Whitehaven’s rehabilitation efforts at the historic Brickworks open-cut mine site are paying off, with a healthy koala spotted using the koala corridor planted by Whitehaven about 12 years ago.
Trevor Jones, an Environmental Field Officer with Whitehaven, helped plant the corridor back in 2010 and says it’s gratifying to see the team’s hard work pay off.
“We spent hours planting and tending the corridor and to see a koala using it is really pleasing.
“The nature of biodiversity work means it can take years from the point of planting to eventually develop enough to attract wildlife – it takes time but we actually do make a difference,” he said.
Olivia Hulbert, Whitehaven’s Rehabilitation & Closed Mines Officer, who has been working on rehabilitation efforts in the last year at the site says sighting a koala in the corridor is significant for a number of reasons.
“Drought and disease have seen a decline in the local koala population over the past decades.
“Seeing a healthy koala inhabiting one of our planted trees at Brickworks proves that the koala corridor is doing its job providing safe haven and nourishment for native wildlife as they travel from one patch of vegetation to another.
“It also indicates our rehabilitation efforts are of a high standard as the area becomes a self-sustaining ecosystem comparable with surrounding vegetation,” she said.
Brickworks is part of the former Gunnedah Colliery which operated for over 100 years until closure in September 2000. In 2005 Whitehaven acquired the mining lease for the area as part of the purchase of Namoi Mining and took on responsibility for rehabilitation of the disused site.

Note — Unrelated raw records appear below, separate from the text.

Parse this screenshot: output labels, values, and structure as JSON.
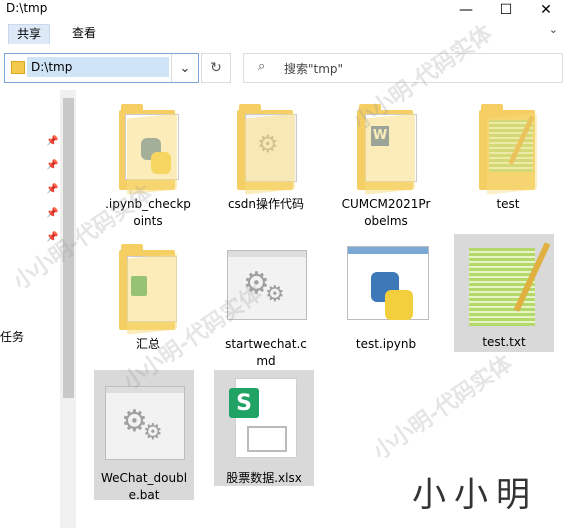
{
  "window": {
    "title": "D:\\tmp",
    "minimize": "—",
    "maximize": "☐",
    "close": "✕"
  },
  "ribbon": {
    "tabs": [
      "共享",
      "查看"
    ],
    "expand": "⌄"
  },
  "address": {
    "path": "D:\\tmp",
    "dropdown": "⌄",
    "refresh": "↻"
  },
  "search": {
    "placeholder": "搜索\"tmp\"",
    "icon": "⌕"
  },
  "nav": {
    "label": "任务",
    "pins": [
      "📌",
      "📌",
      "📌",
      "📌",
      "📌"
    ]
  },
  "items": [
    {
      "label": ".ipynb_checkpoints",
      "type": "folder"
    },
    {
      "label": "csdn操作代码",
      "type": "folder"
    },
    {
      "label": "CUMCM2021Probelms",
      "type": "folder"
    },
    {
      "label": "test",
      "type": "folder"
    },
    {
      "label": "汇总",
      "type": "folder"
    },
    {
      "label": "startwechat.cmd",
      "type": "cmd"
    },
    {
      "label": "test.ipynb",
      "type": "ipynb"
    },
    {
      "label": "test.txt",
      "type": "txt"
    },
    {
      "label": "WeChat_double.bat",
      "type": "bat"
    },
    {
      "label": "股票数据.xlsx",
      "type": "xlsx"
    }
  ],
  "watermark": {
    "text": "小小明-代码实体",
    "signature": "小小明"
  }
}
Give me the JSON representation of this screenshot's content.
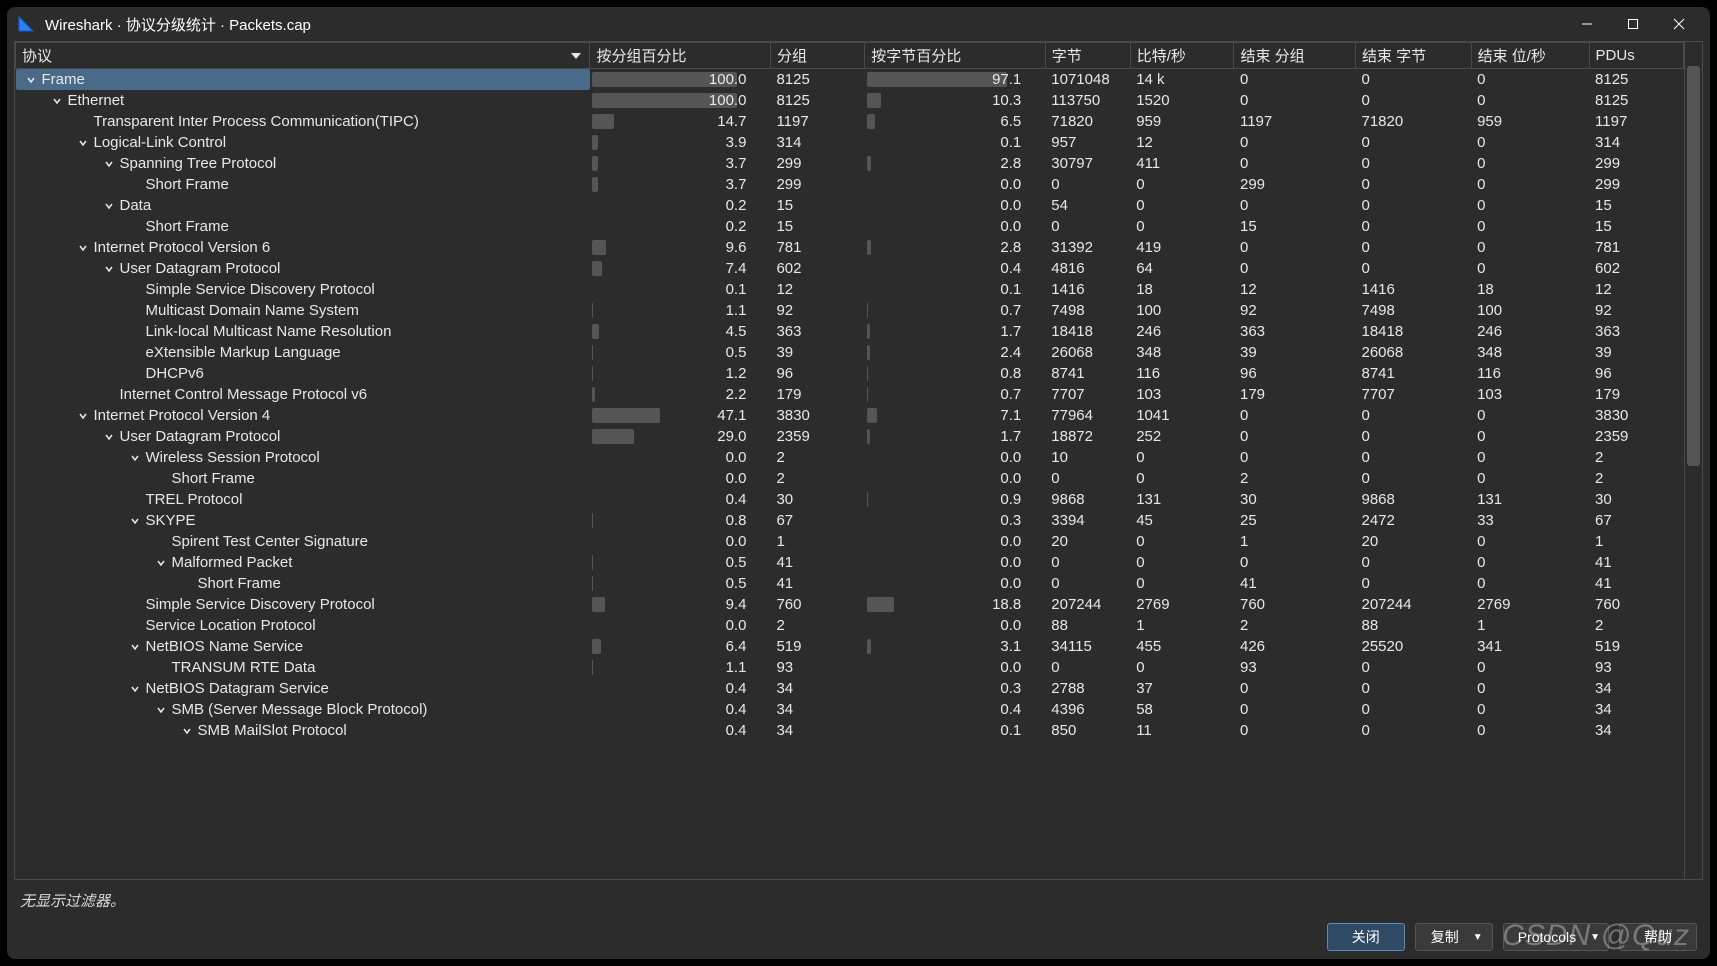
{
  "window_title": "Wireshark · 协议分级统计 · Packets.cap",
  "columns": [
    "协议",
    "按分组百分比",
    "分组",
    "按字节百分比",
    "字节",
    "比特/秒",
    "结束 分组",
    "结束 字节",
    "结束 位/秒",
    "PDUs"
  ],
  "status": "无显示过滤器。",
  "buttons": {
    "close": "关闭",
    "copy": "复制",
    "protocols": "Protocols",
    "help": "帮助"
  },
  "watermark": "CSDN @Quz",
  "rows": [
    {
      "indent": 0,
      "arrow": "down",
      "name": "Frame",
      "selected": true,
      "pctPkt": "100.0",
      "pkt": "8125",
      "pctByte": "97.1",
      "bytes": "1071048",
      "bits": "14 k",
      "ep": "0",
      "eb": "0",
      "ebs": "0",
      "pdu": "8125",
      "barA": 100,
      "barB": 97
    },
    {
      "indent": 1,
      "arrow": "down",
      "name": "Ethernet",
      "pctPkt": "100.0",
      "pkt": "8125",
      "pctByte": "10.3",
      "bytes": "113750",
      "bits": "1520",
      "ep": "0",
      "eb": "0",
      "ebs": "0",
      "pdu": "8125",
      "barA": 100,
      "barB": 10
    },
    {
      "indent": 2,
      "arrow": "none",
      "name": "Transparent Inter Process Communication(TIPC)",
      "pctPkt": "14.7",
      "pkt": "1197",
      "pctByte": "6.5",
      "bytes": "71820",
      "bits": "959",
      "ep": "1197",
      "eb": "71820",
      "ebs": "959",
      "pdu": "1197",
      "barA": 15,
      "barB": 6
    },
    {
      "indent": 2,
      "arrow": "down",
      "name": "Logical-Link Control",
      "pctPkt": "3.9",
      "pkt": "314",
      "pctByte": "0.1",
      "bytes": "957",
      "bits": "12",
      "ep": "0",
      "eb": "0",
      "ebs": "0",
      "pdu": "314",
      "barA": 4,
      "barB": 0
    },
    {
      "indent": 3,
      "arrow": "down",
      "name": "Spanning Tree Protocol",
      "pctPkt": "3.7",
      "pkt": "299",
      "pctByte": "2.8",
      "bytes": "30797",
      "bits": "411",
      "ep": "0",
      "eb": "0",
      "ebs": "0",
      "pdu": "299",
      "barA": 4,
      "barB": 3
    },
    {
      "indent": 4,
      "arrow": "none",
      "name": "Short Frame",
      "pctPkt": "3.7",
      "pkt": "299",
      "pctByte": "0.0",
      "bytes": "0",
      "bits": "0",
      "ep": "299",
      "eb": "0",
      "ebs": "0",
      "pdu": "299",
      "barA": 4,
      "barB": 0
    },
    {
      "indent": 3,
      "arrow": "down",
      "name": "Data",
      "pctPkt": "0.2",
      "pkt": "15",
      "pctByte": "0.0",
      "bytes": "54",
      "bits": "0",
      "ep": "0",
      "eb": "0",
      "ebs": "0",
      "pdu": "15",
      "barA": 0,
      "barB": 0
    },
    {
      "indent": 4,
      "arrow": "none",
      "name": "Short Frame",
      "pctPkt": "0.2",
      "pkt": "15",
      "pctByte": "0.0",
      "bytes": "0",
      "bits": "0",
      "ep": "15",
      "eb": "0",
      "ebs": "0",
      "pdu": "15",
      "barA": 0,
      "barB": 0
    },
    {
      "indent": 2,
      "arrow": "down",
      "name": "Internet Protocol Version 6",
      "pctPkt": "9.6",
      "pkt": "781",
      "pctByte": "2.8",
      "bytes": "31392",
      "bits": "419",
      "ep": "0",
      "eb": "0",
      "ebs": "0",
      "pdu": "781",
      "barA": 10,
      "barB": 3
    },
    {
      "indent": 3,
      "arrow": "down",
      "name": "User Datagram Protocol",
      "pctPkt": "7.4",
      "pkt": "602",
      "pctByte": "0.4",
      "bytes": "4816",
      "bits": "64",
      "ep": "0",
      "eb": "0",
      "ebs": "0",
      "pdu": "602",
      "barA": 7,
      "barB": 0
    },
    {
      "indent": 4,
      "arrow": "none",
      "name": "Simple Service Discovery Protocol",
      "pctPkt": "0.1",
      "pkt": "12",
      "pctByte": "0.1",
      "bytes": "1416",
      "bits": "18",
      "ep": "12",
      "eb": "1416",
      "ebs": "18",
      "pdu": "12",
      "barA": 0,
      "barB": 0
    },
    {
      "indent": 4,
      "arrow": "none",
      "name": "Multicast Domain Name System",
      "pctPkt": "1.1",
      "pkt": "92",
      "pctByte": "0.7",
      "bytes": "7498",
      "bits": "100",
      "ep": "92",
      "eb": "7498",
      "ebs": "100",
      "pdu": "92",
      "barA": 1,
      "barB": 1
    },
    {
      "indent": 4,
      "arrow": "none",
      "name": "Link-local Multicast Name Resolution",
      "pctPkt": "4.5",
      "pkt": "363",
      "pctByte": "1.7",
      "bytes": "18418",
      "bits": "246",
      "ep": "363",
      "eb": "18418",
      "ebs": "246",
      "pdu": "363",
      "barA": 5,
      "barB": 2
    },
    {
      "indent": 4,
      "arrow": "none",
      "name": "eXtensible Markup Language",
      "pctPkt": "0.5",
      "pkt": "39",
      "pctByte": "2.4",
      "bytes": "26068",
      "bits": "348",
      "ep": "39",
      "eb": "26068",
      "ebs": "348",
      "pdu": "39",
      "barA": 1,
      "barB": 2
    },
    {
      "indent": 4,
      "arrow": "none",
      "name": "DHCPv6",
      "pctPkt": "1.2",
      "pkt": "96",
      "pctByte": "0.8",
      "bytes": "8741",
      "bits": "116",
      "ep": "96",
      "eb": "8741",
      "ebs": "116",
      "pdu": "96",
      "barA": 1,
      "barB": 1
    },
    {
      "indent": 3,
      "arrow": "none",
      "name": "Internet Control Message Protocol v6",
      "pctPkt": "2.2",
      "pkt": "179",
      "pctByte": "0.7",
      "bytes": "7707",
      "bits": "103",
      "ep": "179",
      "eb": "7707",
      "ebs": "103",
      "pdu": "179",
      "barA": 2,
      "barB": 1
    },
    {
      "indent": 2,
      "arrow": "down",
      "name": "Internet Protocol Version 4",
      "pctPkt": "47.1",
      "pkt": "3830",
      "pctByte": "7.1",
      "bytes": "77964",
      "bits": "1041",
      "ep": "0",
      "eb": "0",
      "ebs": "0",
      "pdu": "3830",
      "barA": 47,
      "barB": 7
    },
    {
      "indent": 3,
      "arrow": "down",
      "name": "User Datagram Protocol",
      "pctPkt": "29.0",
      "pkt": "2359",
      "pctByte": "1.7",
      "bytes": "18872",
      "bits": "252",
      "ep": "0",
      "eb": "0",
      "ebs": "0",
      "pdu": "2359",
      "barA": 29,
      "barB": 2
    },
    {
      "indent": 4,
      "arrow": "down",
      "name": "Wireless Session Protocol",
      "pctPkt": "0.0",
      "pkt": "2",
      "pctByte": "0.0",
      "bytes": "10",
      "bits": "0",
      "ep": "0",
      "eb": "0",
      "ebs": "0",
      "pdu": "2",
      "barA": 0,
      "barB": 0
    },
    {
      "indent": 5,
      "arrow": "none",
      "name": "Short Frame",
      "pctPkt": "0.0",
      "pkt": "2",
      "pctByte": "0.0",
      "bytes": "0",
      "bits": "0",
      "ep": "2",
      "eb": "0",
      "ebs": "0",
      "pdu": "2",
      "barA": 0,
      "barB": 0
    },
    {
      "indent": 4,
      "arrow": "none",
      "name": "TREL Protocol",
      "pctPkt": "0.4",
      "pkt": "30",
      "pctByte": "0.9",
      "bytes": "9868",
      "bits": "131",
      "ep": "30",
      "eb": "9868",
      "ebs": "131",
      "pdu": "30",
      "barA": 0,
      "barB": 1
    },
    {
      "indent": 4,
      "arrow": "down",
      "name": "SKYPE",
      "pctPkt": "0.8",
      "pkt": "67",
      "pctByte": "0.3",
      "bytes": "3394",
      "bits": "45",
      "ep": "25",
      "eb": "2472",
      "ebs": "33",
      "pdu": "67",
      "barA": 1,
      "barB": 0
    },
    {
      "indent": 5,
      "arrow": "none",
      "name": "Spirent Test Center Signature",
      "pctPkt": "0.0",
      "pkt": "1",
      "pctByte": "0.0",
      "bytes": "20",
      "bits": "0",
      "ep": "1",
      "eb": "20",
      "ebs": "0",
      "pdu": "1",
      "barA": 0,
      "barB": 0
    },
    {
      "indent": 5,
      "arrow": "down",
      "name": "Malformed Packet",
      "pctPkt": "0.5",
      "pkt": "41",
      "pctByte": "0.0",
      "bytes": "0",
      "bits": "0",
      "ep": "0",
      "eb": "0",
      "ebs": "0",
      "pdu": "41",
      "barA": 1,
      "barB": 0
    },
    {
      "indent": 6,
      "arrow": "none",
      "name": "Short Frame",
      "pctPkt": "0.5",
      "pkt": "41",
      "pctByte": "0.0",
      "bytes": "0",
      "bits": "0",
      "ep": "41",
      "eb": "0",
      "ebs": "0",
      "pdu": "41",
      "barA": 1,
      "barB": 0
    },
    {
      "indent": 4,
      "arrow": "none",
      "name": "Simple Service Discovery Protocol",
      "pctPkt": "9.4",
      "pkt": "760",
      "pctByte": "18.8",
      "bytes": "207244",
      "bits": "2769",
      "ep": "760",
      "eb": "207244",
      "ebs": "2769",
      "pdu": "760",
      "barA": 9,
      "barB": 19
    },
    {
      "indent": 4,
      "arrow": "none",
      "name": "Service Location Protocol",
      "pctPkt": "0.0",
      "pkt": "2",
      "pctByte": "0.0",
      "bytes": "88",
      "bits": "1",
      "ep": "2",
      "eb": "88",
      "ebs": "1",
      "pdu": "2",
      "barA": 0,
      "barB": 0
    },
    {
      "indent": 4,
      "arrow": "down",
      "name": "NetBIOS Name Service",
      "pctPkt": "6.4",
      "pkt": "519",
      "pctByte": "3.1",
      "bytes": "34115",
      "bits": "455",
      "ep": "426",
      "eb": "25520",
      "ebs": "341",
      "pdu": "519",
      "barA": 6,
      "barB": 3
    },
    {
      "indent": 5,
      "arrow": "none",
      "name": "TRANSUM RTE Data",
      "pctPkt": "1.1",
      "pkt": "93",
      "pctByte": "0.0",
      "bytes": "0",
      "bits": "0",
      "ep": "93",
      "eb": "0",
      "ebs": "0",
      "pdu": "93",
      "barA": 1,
      "barB": 0
    },
    {
      "indent": 4,
      "arrow": "down",
      "name": "NetBIOS Datagram Service",
      "pctPkt": "0.4",
      "pkt": "34",
      "pctByte": "0.3",
      "bytes": "2788",
      "bits": "37",
      "ep": "0",
      "eb": "0",
      "ebs": "0",
      "pdu": "34",
      "barA": 0,
      "barB": 0
    },
    {
      "indent": 5,
      "arrow": "down",
      "name": "SMB (Server Message Block Protocol)",
      "pctPkt": "0.4",
      "pkt": "34",
      "pctByte": "0.4",
      "bytes": "4396",
      "bits": "58",
      "ep": "0",
      "eb": "0",
      "ebs": "0",
      "pdu": "34",
      "barA": 0,
      "barB": 0
    },
    {
      "indent": 6,
      "arrow": "down",
      "name": "SMB MailSlot Protocol",
      "pctPkt": "0.4",
      "pkt": "34",
      "pctByte": "0.1",
      "bytes": "850",
      "bits": "11",
      "ep": "0",
      "eb": "0",
      "ebs": "0",
      "pdu": "34",
      "barA": 0,
      "barB": 0
    }
  ]
}
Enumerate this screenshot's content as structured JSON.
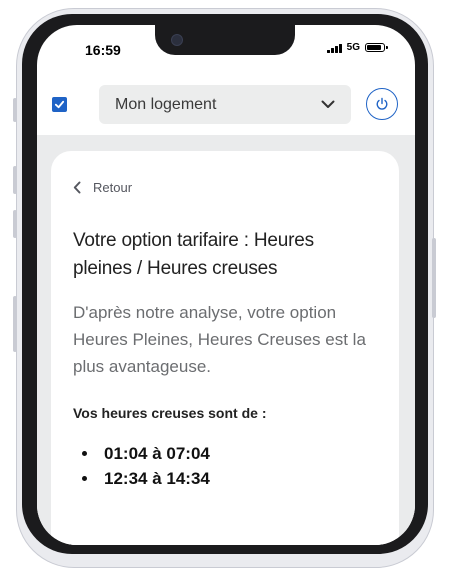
{
  "status_bar": {
    "time": "16:59",
    "network": "5G"
  },
  "header": {
    "dropdown_label": "Mon logement"
  },
  "content": {
    "back_label": "Retour",
    "title": "Votre option tarifaire : Heures pleines / Heures creuses",
    "description": "D'après notre analyse, votre option Heures Pleines, Heures Creuses est la plus avantageuse.",
    "subheading": "Vos heures creuses sont de :",
    "off_peak_hours": [
      "01:04 à 07:04",
      "12:34 à 14:34"
    ]
  },
  "colors": {
    "accent": "#1f63c6",
    "background": "#eaebec",
    "card": "#ffffff"
  },
  "icons": {
    "checkbox": "checkbox-checked-icon",
    "dropdown": "chevron-down-icon",
    "power": "power-icon",
    "back": "chevron-left-icon"
  }
}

The site is being rehabilitated into pasture for grazing, with a native vegetation corridor.